When it comes to attracting and retaining employees, group health insurance has become a “must have” offering. Yet, with so much generational diversity in today’s workplace, a one-size-fits-all approach to designing a benefits plan may not necessarily be the best tactic.
A successful benefits plan should produce actual results for your employees and for the company and the unique needs of employees fresh out of school differ from those approaching retirement age. So how do you creatively design a plan that appeals to all employees without sacrificing the “protection” that group insurance should offer as a whole?
First, let’s consider the three main types of employees and what they each commonly look for.
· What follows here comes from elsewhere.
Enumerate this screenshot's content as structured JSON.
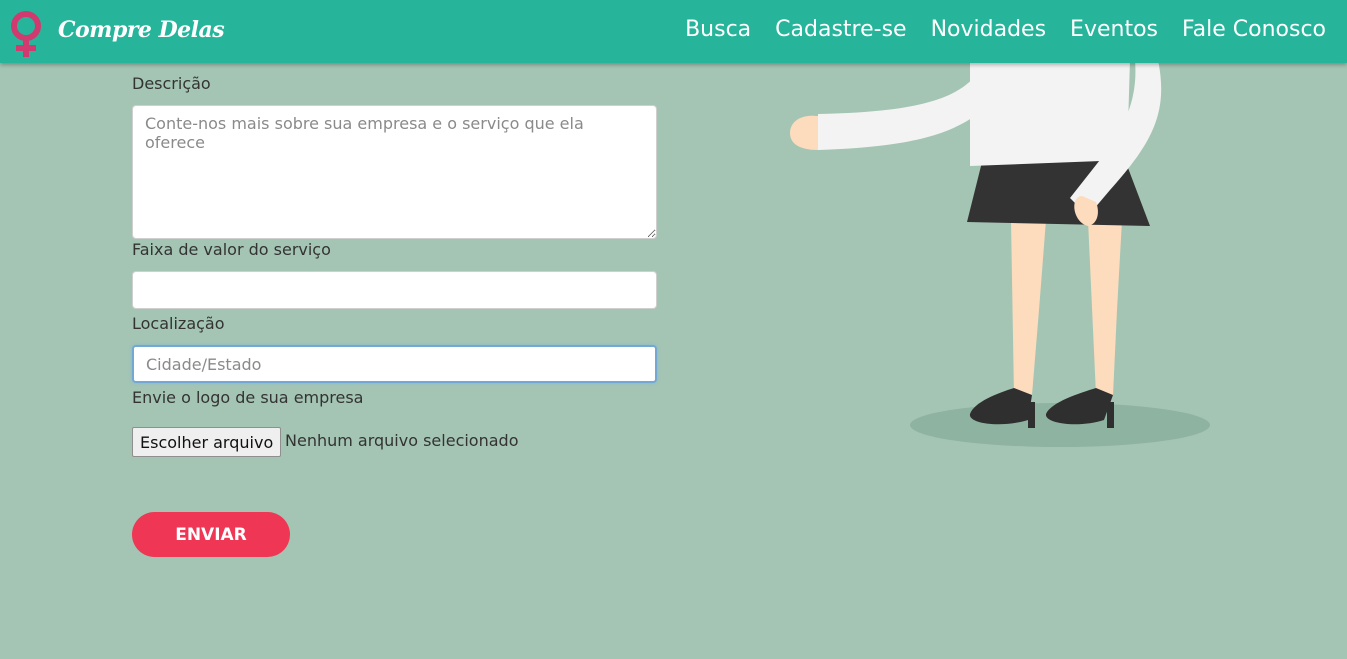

The Millennial. Most of these employees have not yet experienced health-related costs other than those associated with minor injuries and short-term illnesses. Their interests lie more with their current lifestyle and they tend to look at group insurance as a form of compensation. Flexible healthcare spending accounts are appealing here.
The GenXer. These employees are in the middle of their career life and are typically balancing work and family needs. Many are sandwiched between raising a family and caring for aging parents and some are reaching the age when the onset of chronic disease is more likely. They recognize the need for, and the value of, health benefits but they also appreciate flexibility and wellness tools that help them manage their energy and stress.
The almost-retiree. These employees realize how expensive medications can be and truly appreciate the value of the group health plan. They have experienced first hand or through a family member how health costs can add up. They truly understand the value of insurance.
The traditional or old way of designing a benefits package is to simply offer a standard and fixed plan design that applies to all employees equally. In other words, all employees are signed up for all options regardless of their unique needs. Whatever the employer chooses to offer in the bucket (e.g. health, dental, orthodontic, vision, physiotherapy) everyone has to accept regardless of whether they need it.
The advantage of this method is it is easier to communicate to employees, it’s what employees are used to, and it allows the greatest economies of scale by spreading the risk. The disadvantage is that this method doesn’t always meet the unique needs of a multigenerational workforce.
The modern or new way of designing a benefits package is just the opposite. These plans are typically modular with some choice for insurance options, combined with flexible claim reimbursement accounts (Spending Accounts). However, this method risks sacrificing many of the protections and safeguards that make benefits plans attractive in the first place. They can put too much choice in the hands of the employee — where often they make poor decisions.
Just because there’s a new way to look at a challenge, doesn’t make the old way wrong. The best-designed benefits plans are the one that combine aspects of both the old and new way of doing things.
The key to designing a successful, and financially viable, plan is to have a good long talk with a benefits advisor who can educate you on your options, help you weigh the differences and look deep below the surface of your company to understand your needs. Only then will you figure out what benefits will benefit both your employees and your business.